Main Uses of CRS
CRS provides just-in-time (JIT) and asynchronous repackaging and HLS-to-HLS conversion. The result of repackaging is an HLS formatted version of the original ad creative. CRS places the HLS formatted version on the content delivery network (CDN) server for use when needed.
In JIT repackaging Adobe Primetime ad insertion begins the repackaging process when it first encounters a non-HLS ad creative. This usually entails lost opportunities to run the ad during the repackaging process.
In asynchronous repackaging, the ad creative is transcoded and stored before it is needed, which can eliminate those lost opportunities.
In HLS-to-HLS conversion, CRS reformats an HLS ad creative into appropriate sized chunks to ensure consistent playback.
The sequence for JIT repackaging is as follows:
- The manifest server fetches an ad.
- If the ad format is HLS, the manifest server inserts the ad into the content stream.
- If the format is not HLS (for example, MP4, FLV, or WebM), the manifest server looks for a transcoded version on the CDN server. If it finds one, it inserts the transcoded ad into the content stream.

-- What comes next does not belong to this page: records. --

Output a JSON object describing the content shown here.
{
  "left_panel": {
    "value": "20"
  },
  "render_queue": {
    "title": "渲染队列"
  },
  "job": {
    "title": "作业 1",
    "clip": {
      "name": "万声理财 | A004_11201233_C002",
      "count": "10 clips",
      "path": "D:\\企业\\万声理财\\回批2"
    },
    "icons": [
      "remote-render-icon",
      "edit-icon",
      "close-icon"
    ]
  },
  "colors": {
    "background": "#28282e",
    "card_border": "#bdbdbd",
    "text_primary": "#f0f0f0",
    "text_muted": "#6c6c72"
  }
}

- If the format is not HLS and the CDN server has no transcoded version, the manifest server passes the ad to CRS, which transcodes the ad creative and stores the result on the CDN server for later use.
- The manifest server returns the content without the ad.
You can use the API described in Repackaging API to pre-transcode a non-HLS creative to minimize loss of impressions and maximize monetization.
To avoid buffering and delay, a client downloads a video in small chunks. If the chunk sizes are inconsistent, the playback may be jerky. HLS-to-HLS conversion ensures that data chunks are all of the same duration (for example, 6 seconds).
CRS produces HLS version 3, regardless of which HLS version it receives.